Armed with this knowledge and that of your own observations, consider how you can subtly include the student in the running of the library or helping others or meeting new friends. Perhaps the computer person could be responsible for ensuring the computers are back to the login screen at the end of the session; the fantasy fan could make a list of “If you liked…then try…”; the artist could revamp signs and displays; the budding archaeologist could develop a display; the music fan might develop a playlist of background music; the Minecraft expert might help up-and-comers; the OCD student might keep the shelves in order and neat – whatever might acknowledge their talents and interests and put them to positive use. Apart from reinforcing their knowledge that you have taken the time to find out about them as an individual and taken the first steps in building a connection, often the distraction might be that day’s circuit breaker that puts a happy memory in the bank for the day.
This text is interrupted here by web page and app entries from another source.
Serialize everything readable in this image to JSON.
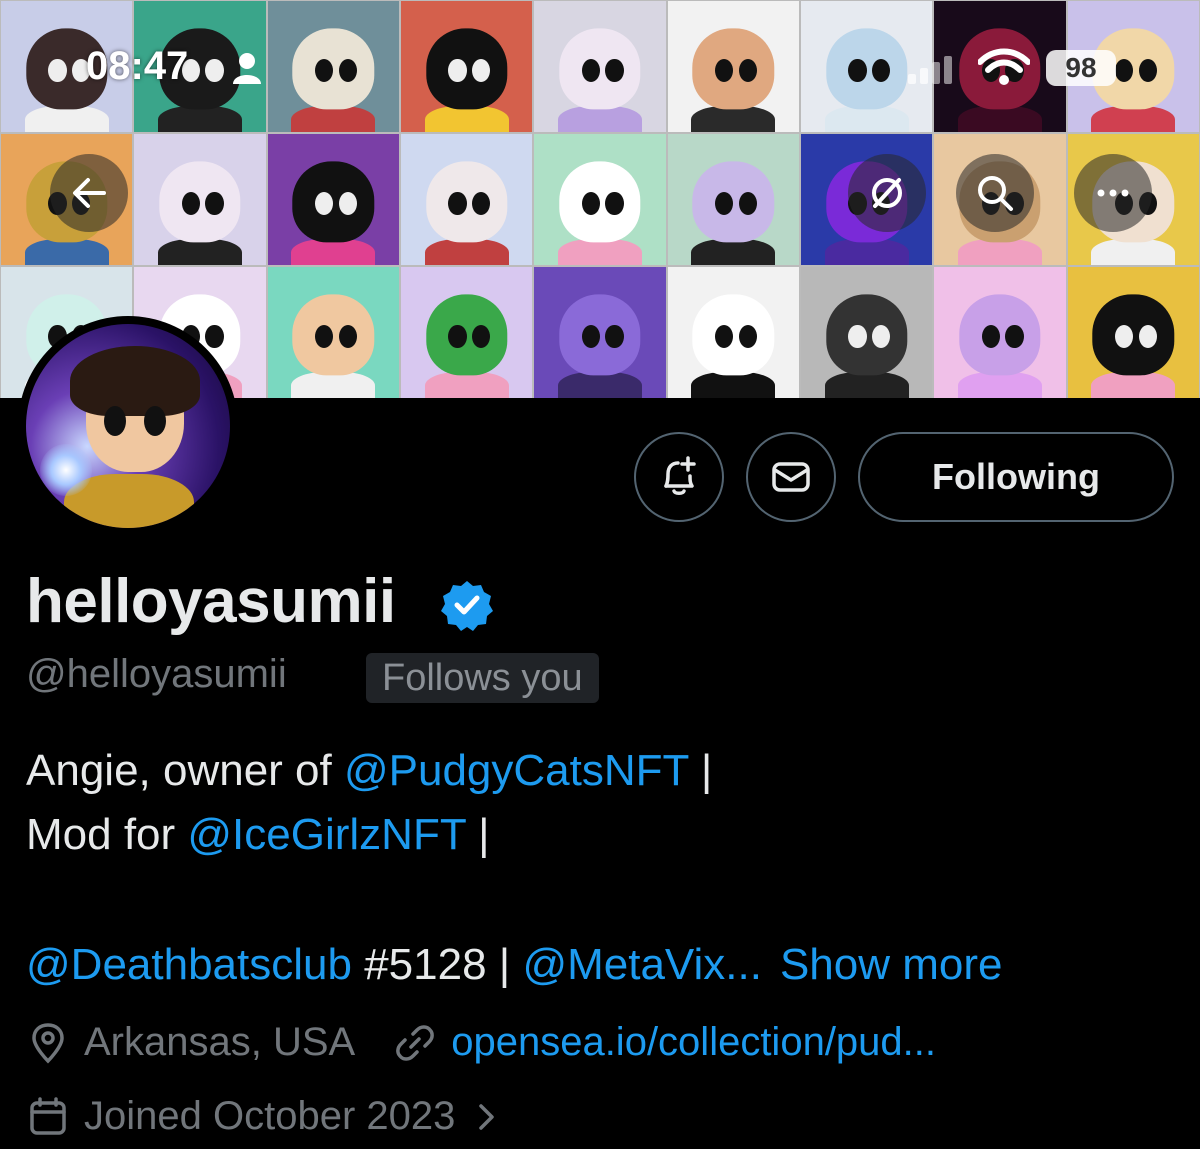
{
  "status_bar": {
    "time": "08:47",
    "battery": "98"
  },
  "banner": {
    "tiles": [
      {
        "bg": "#c8cde8",
        "skin": "#3a2a2a",
        "body": "#f0f0f0"
      },
      {
        "bg": "#3aa58a",
        "skin": "#1a1a1a",
        "body": "#222"
      },
      {
        "bg": "#6f8f9a",
        "skin": "#e8e2d4",
        "body": "#c04040"
      },
      {
        "bg": "#d4604c",
        "skin": "#111",
        "body": "#f2c531"
      },
      {
        "bg": "#d8d6e2",
        "skin": "#efe6f2",
        "body": "#b8a0e0"
      },
      {
        "bg": "#f2f2f2",
        "skin": "#e0a880",
        "body": "#2a2a2a"
      },
      {
        "bg": "#e6eaf0",
        "skin": "#bcd6ea",
        "body": "#dce8f0"
      },
      {
        "bg": "#180a1a",
        "skin": "#8a1a3a",
        "body": "#3a0a22"
      },
      {
        "bg": "#c9c1ea",
        "skin": "#f1d7a8",
        "body": "#d04050"
      },
      {
        "bg": "#e8a45a",
        "skin": "#c8a03a",
        "body": "#3a6aa8"
      },
      {
        "bg": "#d8d2ea",
        "skin": "#efe6f2",
        "body": "#222"
      },
      {
        "bg": "#7a3fa6",
        "skin": "#111",
        "body": "#e04090"
      },
      {
        "bg": "#cfd9f0",
        "skin": "#efe8ea",
        "body": "#c04040"
      },
      {
        "bg": "#aee0c6",
        "skin": "#ffffff",
        "body": "#f0a0c0"
      },
      {
        "bg": "#b8d8c8",
        "skin": "#c8b8e8",
        "body": "#222"
      },
      {
        "bg": "#2a3aa8",
        "skin": "#7a2ad8",
        "body": "#4a2aa0"
      },
      {
        "bg": "#e8c8a0",
        "skin": "#caa070",
        "body": "#f0a0c0"
      },
      {
        "bg": "#e8c84a",
        "skin": "#f0e0d0",
        "body": "#f0f0f0"
      },
      {
        "bg": "#d8e4ea",
        "skin": "#d0f0ea",
        "body": "#fff"
      },
      {
        "bg": "#e8d8f0",
        "skin": "#ffffff",
        "body": "#f0a0c0"
      },
      {
        "bg": "#7ad8c0",
        "skin": "#f0c8a0",
        "body": "#f0f0f0"
      },
      {
        "bg": "#d8c8f0",
        "skin": "#3aa84a",
        "body": "#f0a0c0"
      },
      {
        "bg": "#6a4ab8",
        "skin": "#8a6ad8",
        "body": "#3a2a6a"
      },
      {
        "bg": "#f2f2f2",
        "skin": "#ffffff",
        "body": "#111"
      },
      {
        "bg": "#b8b8b8",
        "skin": "#333",
        "body": "#222"
      },
      {
        "bg": "#f0c0e8",
        "skin": "#c8a0e8",
        "body": "#e0a0f0"
      },
      {
        "bg": "#e8c040",
        "skin": "#111",
        "body": "#f0a0c0"
      }
    ]
  },
  "header_buttons": {
    "back": "back-arrow-icon",
    "hide": "eye-slash-icon",
    "search": "search-icon",
    "more": "more-icon"
  },
  "actions": {
    "notify": "bell-plus-icon",
    "message": "envelope-icon",
    "following_label": "Following"
  },
  "profile": {
    "display_name": "helloyasumii",
    "handle": "@helloyasumii",
    "follows_you": "Follows you",
    "bio": {
      "line1_text": "Angie, owner of ",
      "line1_link": "@PudgyCatsNFT",
      "line1_tail": " |",
      "line2_text": "Mod for ",
      "line2_link": "@IceGirlzNFT",
      "line2_tail": " |",
      "line3_link1": "@Deathbatsclub",
      "line3_text": " #5128 | ",
      "line3_link2": "@MetaVix...",
      "show_more": "Show more"
    },
    "location": "Arkansas, USA",
    "website": "opensea.io/collection/pud...",
    "joined": "Joined October 2023"
  },
  "colors": {
    "accent": "#1d9bf0",
    "muted": "#71767b",
    "background": "#000000",
    "border": "#536471"
  }
}
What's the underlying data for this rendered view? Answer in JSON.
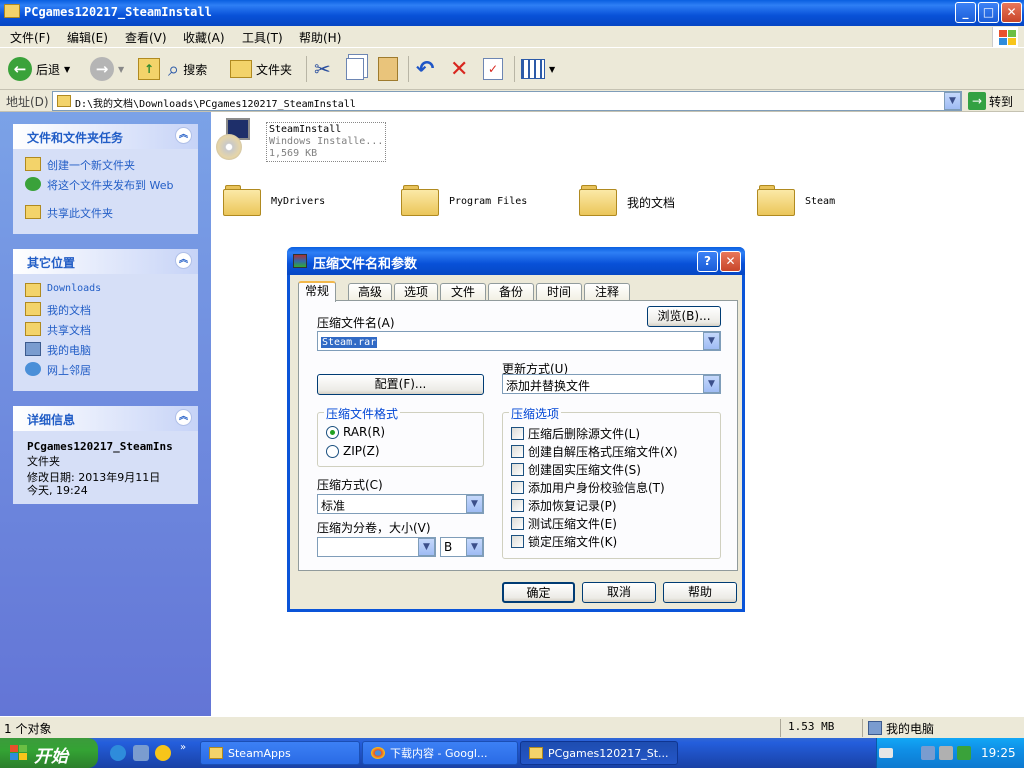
{
  "window": {
    "title": "PCgames120217_SteamInstall",
    "controls": {
      "minimize": "_",
      "maximize": "□",
      "close": "✕"
    }
  },
  "menu": [
    "文件(F)",
    "编辑(E)",
    "查看(V)",
    "收藏(A)",
    "工具(T)",
    "帮助(H)"
  ],
  "toolbar": {
    "back": "后退",
    "search": "搜索",
    "folders": "文件夹"
  },
  "address": {
    "label": "地址(D)",
    "path": "D:\\我的文档\\Downloads\\PCgames120217_SteamInstall",
    "go": "转到"
  },
  "tasks_panel": {
    "title": "文件和文件夹任务",
    "links": [
      "创建一个新文件夹",
      "将这个文件夹发布到 Web",
      "共享此文件夹"
    ]
  },
  "places_panel": {
    "title": "其它位置",
    "links": [
      "Downloads",
      "我的文档",
      "共享文档",
      "我的电脑",
      "网上邻居"
    ]
  },
  "details_panel": {
    "title": "详细信息",
    "name": "PCgames120217_SteamIns",
    "type": "文件夹",
    "modified_label": "修改日期: 2013年9月11日",
    "modified_time": "今天, 19:24"
  },
  "files": {
    "installer": {
      "name": "SteamInstall",
      "type": "Windows Installe...",
      "size": "1,569 KB"
    },
    "folders": [
      "MyDrivers",
      "Program Files",
      "我的文档",
      "Steam"
    ]
  },
  "dialog": {
    "title": "压缩文件名和参数",
    "tabs": [
      "常规",
      "高级",
      "选项",
      "文件",
      "备份",
      "时间",
      "注释"
    ],
    "archive_name_label": "压缩文件名(A)",
    "archive_name_value": "Steam.rar",
    "browse_button": "浏览(B)...",
    "update_method_label": "更新方式(U)",
    "update_method_value": "添加并替换文件",
    "profiles_button": "配置(F)...",
    "format_group": "压缩文件格式",
    "format_options": [
      "RAR(R)",
      "ZIP(Z)"
    ],
    "format_selected": "RAR(R)",
    "options_group": "压缩选项",
    "options": [
      "压缩后删除源文件(L)",
      "创建自解压格式压缩文件(X)",
      "创建固实压缩文件(S)",
      "添加用户身份校验信息(T)",
      "添加恢复记录(P)",
      "测试压缩文件(E)",
      "锁定压缩文件(K)"
    ],
    "method_label": "压缩方式(C)",
    "method_value": "标准",
    "split_label": "压缩为分卷，大小(V)",
    "split_value": "",
    "split_unit": "B",
    "ok": "确定",
    "cancel": "取消",
    "help": "帮助"
  },
  "status": {
    "count": "1 个对象",
    "size": "1.53 MB",
    "location": "我的电脑"
  },
  "taskbar": {
    "start": "开始",
    "tasks": [
      "SteamApps",
      "下载内容 - Googl...",
      "PCgames120217_St..."
    ],
    "clock": "19:25"
  },
  "colors": {
    "xp_blue": "#0A54D8",
    "panel_bg": "#D6DFF7",
    "start_green": "#34A334"
  }
}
It could even be a turning point, as it was for two lads in Year 5 who did not have the most positive reputation among staff or students until I put them in charge of a project for charity. We were collecting gifts for children whose families were so badly affected by drought there was little likelihood of Christmas that year. The change in the boys when they were entrusted with some responsibility was remarkable and not only within themselves, but also in the eyes of the other students. What had been shaping up to be a tricky Year 6 turned into being the best year for them and their peers as the goodwill was carried over.
Similarly for Ava, a student struggling with literacy and forming relationships. We talked about how she could cover an ugly, empty space with a display of her choice and her choice so excited her that her grandmother and I had many conversations about how she was driven at home to make it better and better and suddenly literacy wasn’t a problem any more. Her teacher was astonished that somehow we had found the hook and she was off.
As teacher librarians we are not psychologists or counsellors and we should not expect that we will solve the student’s issues. But if we accept Glasser’s Choice Theory that the choices we make are in response to satisfying one of the five basic needs – survival, love and belonging, power, freedom and fun – using what we have at that point in time with the information available to us, then through observation and conversation we might just make the connection that means the student will come to school tomorrow feeling better than they did today. They will know they are neither invisible or anonymous, they belong and can contribute, they have unique knowledge and skills that can help others, and there is hope that things will move forward.
From little things…
Even little ports can harbour big ships.